The first set of new gates for the canal expansion had just been delivered, and although the presentation was on the progress being made in Panama, the conversations and questions tended to gravitate to what is going on in the states. Some of the key questions included:

  • Which ports are already able to receive Post-Panamax ships (e.g., Norfolk)?
  • Which ports are aggressively expanding through dredging (e.g., Miami) or other infrastructure changes (e.g., NY/NJ increasing the clearance of the Bayonne Bridge)
  • Which ports (e.g., Boston) are choosing to cater to the smaller vessels in lieu of expansion?

Similarly, there was much discussion on how the East Coast railroads – Norfolk-Southern and CSX – were walking a fine line between aggressively expanding inland service (NS’s Heartland Corridor; CSX’s National Gateway Imitative) to take advantage of business coming through the canal while not upsetting their two largest customers … the Union Pacific and BNSF (i.e., the West Coast railroads).

And remember that this is all occurring while the CN and Kansas City Southern continue to pitch and develop mid-America alternatives to both the US West Coast and the canal through Canada (CN) and Mexico (KCS).

Even if some of these plans get substantially delayed (I’m looking at you, NY/NJ) or never come to fruition (I cheering foryou KCS!), the increased capacity and competition will prove to be a tremendous benefit to international shippers. Why? Because it’s not as if our West Coast ports and railroads are going to give up their current volumes without a fight.

But beyond a simple “race to the bottom” on price, I see the steadily-developing alternatives as a boon for more sophisticated, blended, multi-modal solutions that will offer shippers an increasingly nuanced means of optimizing service, cost, and risk. When that happens, every shipper – even those who ultimately remain status quo – should stand to benefit.

Have you investigated how the Panama Canal expansion will affect your company’s shipping strategy? Do you have any predictions about how multi-modal transportation, in general, will be impacted?
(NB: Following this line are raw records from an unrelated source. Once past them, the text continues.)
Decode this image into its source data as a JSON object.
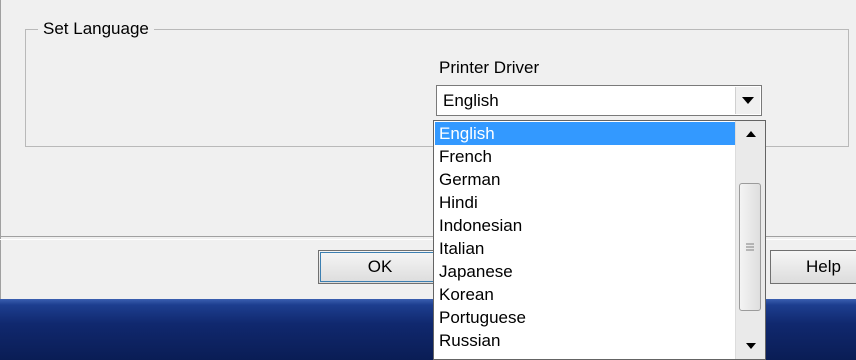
{
  "group": {
    "title": "Set Language"
  },
  "printer_driver": {
    "label": "Printer Driver",
    "selected": "English"
  },
  "dropdown": {
    "items": [
      "English",
      "French",
      "German",
      "Hindi",
      "Indonesian",
      "Italian",
      "Japanese",
      "Korean",
      "Portuguese",
      "Russian"
    ],
    "selected_index": 0
  },
  "buttons": {
    "ok": "OK",
    "help": "Help"
  },
  "icons": {
    "combo_arrow": "chevron-down-icon",
    "scroll_up": "scroll-up-arrow-icon",
    "scroll_down": "scroll-down-arrow-icon",
    "thumb_grip": "grip-icon"
  },
  "colors": {
    "selection": "#3399ff",
    "taskbar": "#10286e"
  }
}
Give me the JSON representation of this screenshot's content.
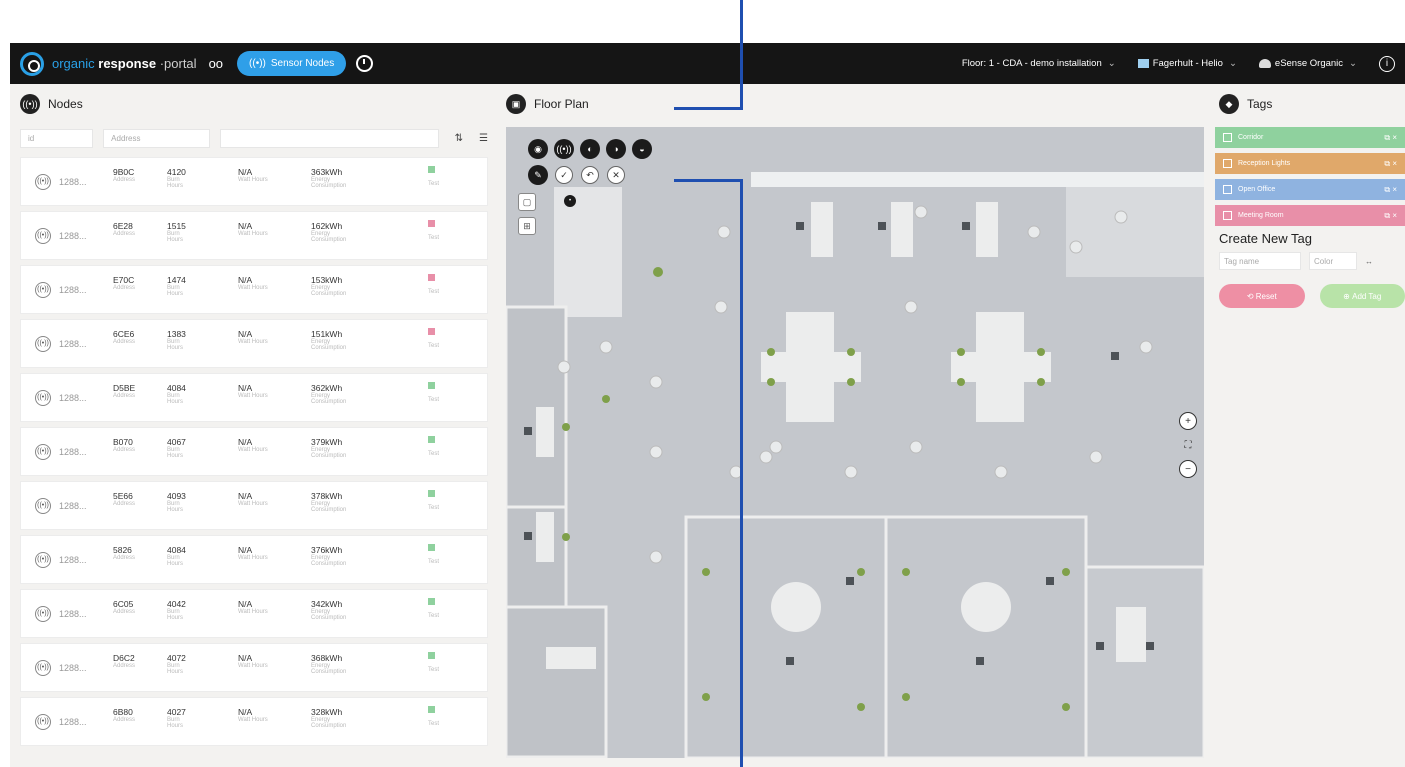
{
  "topbar": {
    "brand_part1": "organic",
    "brand_part2": "response",
    "brand_part3": "·portal",
    "link_glyph": "oo",
    "sensor_nodes_label": "Sensor Nodes",
    "floor_selector": "Floor: 1 - CDA - demo installation",
    "site_selector": "Fagerhult - Helio",
    "user_menu": "eSense Organic",
    "accent_color": "#2f9fe8"
  },
  "nodes_panel": {
    "title": "Nodes",
    "filter_id_placeholder": "id",
    "filter_address_placeholder": "Address",
    "nodes": [
      {
        "id": "1288...",
        "address": "9B0C",
        "burn": "4120",
        "watt": "N/A",
        "energy": "363kWh",
        "status_color": "#8fd19e",
        "status": "Test"
      },
      {
        "id": "1288...",
        "address": "6E28",
        "burn": "1515",
        "watt": "N/A",
        "energy": "162kWh",
        "status_color": "#e88fa8",
        "status": "Test"
      },
      {
        "id": "1288...",
        "address": "E70C",
        "burn": "1474",
        "watt": "N/A",
        "energy": "153kWh",
        "status_color": "#e88fa8",
        "status": "Test"
      },
      {
        "id": "1288...",
        "address": "6CE6",
        "burn": "1383",
        "watt": "N/A",
        "energy": "151kWh",
        "status_color": "#e88fa8",
        "status": "Test"
      },
      {
        "id": "1288...",
        "address": "D5BE",
        "burn": "4084",
        "watt": "N/A",
        "energy": "362kWh",
        "status_color": "#8fd19e",
        "status": "Test"
      },
      {
        "id": "1288...",
        "address": "B070",
        "burn": "4067",
        "watt": "N/A",
        "energy": "379kWh",
        "status_color": "#8fd19e",
        "status": "Test"
      },
      {
        "id": "1288...",
        "address": "5E66",
        "burn": "4093",
        "watt": "N/A",
        "energy": "378kWh",
        "status_color": "#8fd19e",
        "status": "Test"
      },
      {
        "id": "1288...",
        "address": "5826",
        "burn": "4084",
        "watt": "N/A",
        "energy": "376kWh",
        "status_color": "#8fd19e",
        "status": "Test"
      },
      {
        "id": "1288...",
        "address": "6C05",
        "burn": "4042",
        "watt": "N/A",
        "energy": "342kWh",
        "status_color": "#8fd19e",
        "status": "Test"
      },
      {
        "id": "1288...",
        "address": "D6C2",
        "burn": "4072",
        "watt": "N/A",
        "energy": "368kWh",
        "status_color": "#8fd19e",
        "status": "Test"
      },
      {
        "id": "1288...",
        "address": "6B80",
        "burn": "4027",
        "watt": "N/A",
        "energy": "328kWh",
        "status_color": "#8fd19e",
        "status": "Test"
      }
    ],
    "col_labels": {
      "address": "Address",
      "burn": "Burn Hours",
      "watt": "Watt Hours",
      "energy": "Energy Consumption"
    }
  },
  "floor_plan": {
    "title": "Floor Plan"
  },
  "tags_panel": {
    "title": "Tags",
    "tags": [
      {
        "label": "Corridor",
        "color": "#8fd19e"
      },
      {
        "label": "Reception Lights",
        "color": "#e0a86a"
      },
      {
        "label": "Open Office",
        "color": "#8fb3e0"
      },
      {
        "label": "Meeting Room",
        "color": "#e88fa8"
      }
    ],
    "create_title": "Create New Tag",
    "tag_name_placeholder": "Tag name",
    "color_placeholder": "Color",
    "reset_label": "Reset",
    "add_label": "Add Tag",
    "reset_color": "#ee8fa4",
    "add_color": "#b8e3a8"
  }
}
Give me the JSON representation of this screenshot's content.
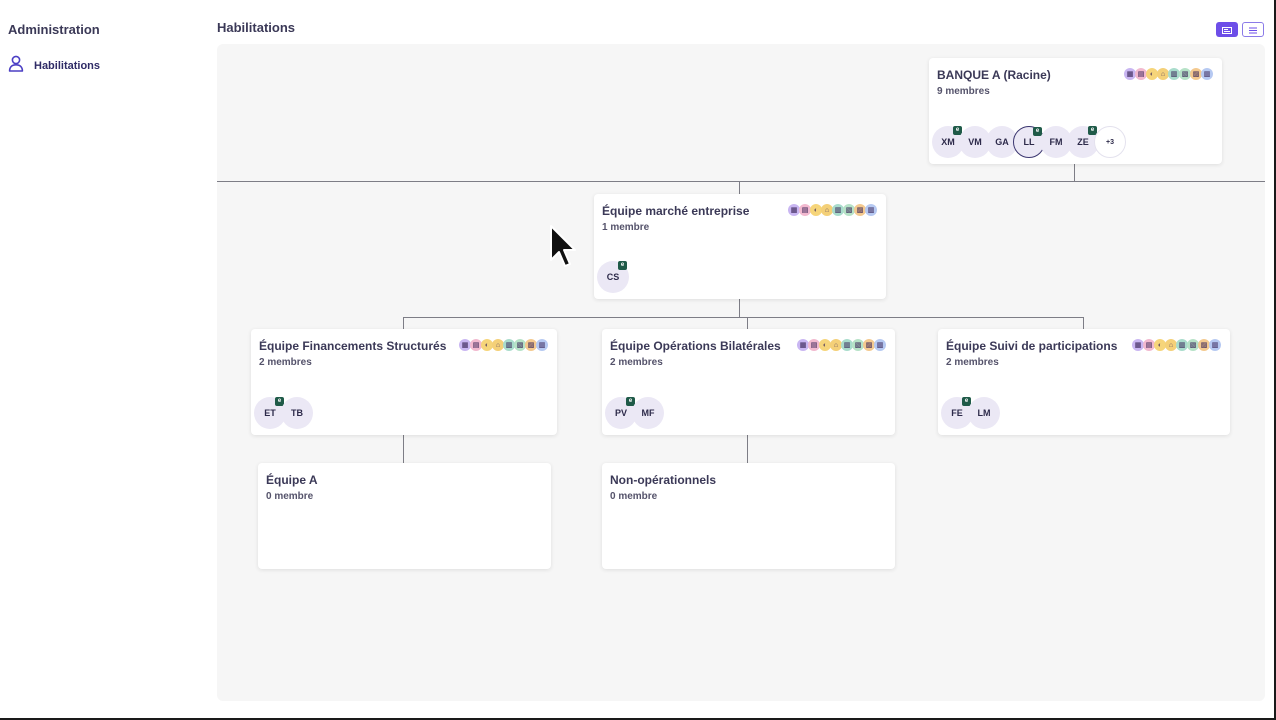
{
  "sidebar": {
    "title": "Administration",
    "items": [
      {
        "label": "Habilitations",
        "icon": "user-icon"
      }
    ]
  },
  "header": {
    "title": "Habilitations",
    "view_toggles": [
      {
        "icon": "card-view-icon",
        "active": true
      },
      {
        "icon": "list-view-icon",
        "active": false
      }
    ]
  },
  "colors": {
    "accent": "#6d4ee8",
    "badge": "#1f5a48",
    "avatar_bg": "#ebe8f5",
    "permission_icons": [
      "#c9b6f2",
      "#f2b9cf",
      "#f6d57a",
      "#f4d078",
      "#a9dccc",
      "#b6e2c7",
      "#f4c98f",
      "#b6c9f2"
    ]
  },
  "org_tree": {
    "root": {
      "name": "BANQUE A (Racine)",
      "count": "9 membres",
      "members": [
        {
          "initials": "XM",
          "badge": true
        },
        {
          "initials": "VM",
          "badge": false
        },
        {
          "initials": "GA",
          "badge": false
        },
        {
          "initials": "LL",
          "badge": true,
          "outlined": true
        },
        {
          "initials": "FM",
          "badge": false
        },
        {
          "initials": "ZE",
          "badge": true
        }
      ],
      "more": "+3"
    },
    "level1": {
      "name": "Équipe marché entreprise",
      "count": "1 membre",
      "members": [
        {
          "initials": "CS",
          "badge": true
        }
      ]
    },
    "level2": [
      {
        "name": "Équipe Financements Structurés",
        "count": "2 membres",
        "members": [
          {
            "initials": "ET",
            "badge": true
          },
          {
            "initials": "TB",
            "badge": false
          }
        ]
      },
      {
        "name": "Équipe Opérations Bilatérales",
        "count": "2 membres",
        "members": [
          {
            "initials": "PV",
            "badge": true
          },
          {
            "initials": "MF",
            "badge": false
          }
        ]
      },
      {
        "name": "Équipe Suivi de participations",
        "count": "2 membres",
        "members": [
          {
            "initials": "FE",
            "badge": true
          },
          {
            "initials": "LM",
            "badge": false
          }
        ]
      }
    ],
    "level3": [
      {
        "name": "Équipe A",
        "count": "0 membre"
      },
      {
        "name": "Non-opérationnels",
        "count": "0 membre"
      }
    ]
  },
  "mouse_cursor": {
    "icon": "mouse-pointer-icon"
  }
}
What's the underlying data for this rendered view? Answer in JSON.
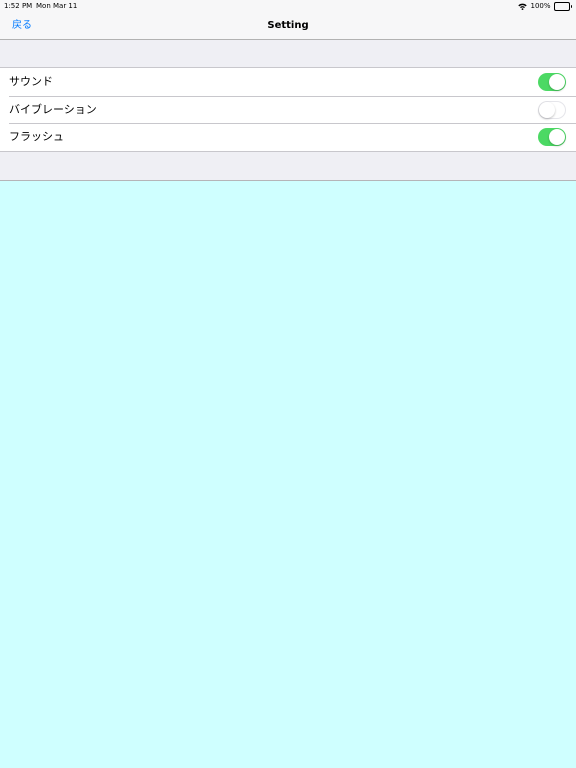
{
  "status_bar": {
    "time": "1:52 PM",
    "date": "Mon Mar 11",
    "battery": "100%"
  },
  "nav": {
    "back_label": "戻る",
    "title": "Setting"
  },
  "settings": {
    "sound": {
      "label": "サウンド",
      "enabled": true
    },
    "vibration": {
      "label": "バイブレーション",
      "enabled": false
    },
    "flash": {
      "label": "フラッシュ",
      "enabled": true
    }
  },
  "colors": {
    "accent": "#007aff",
    "toggle_on": "#4cd964",
    "content_background": "#cfffff",
    "group_background": "#efeff4"
  }
}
Let’s continue the conversation.

More Resources

Eliminating the Gridlock in Transportation

Five Step Approach: Can You Capitalize on the Panama Canal Expansion?

Six Ways to Save Costs in Transportation and Logistics

Photo Credit: gailf548

Jim Tompkins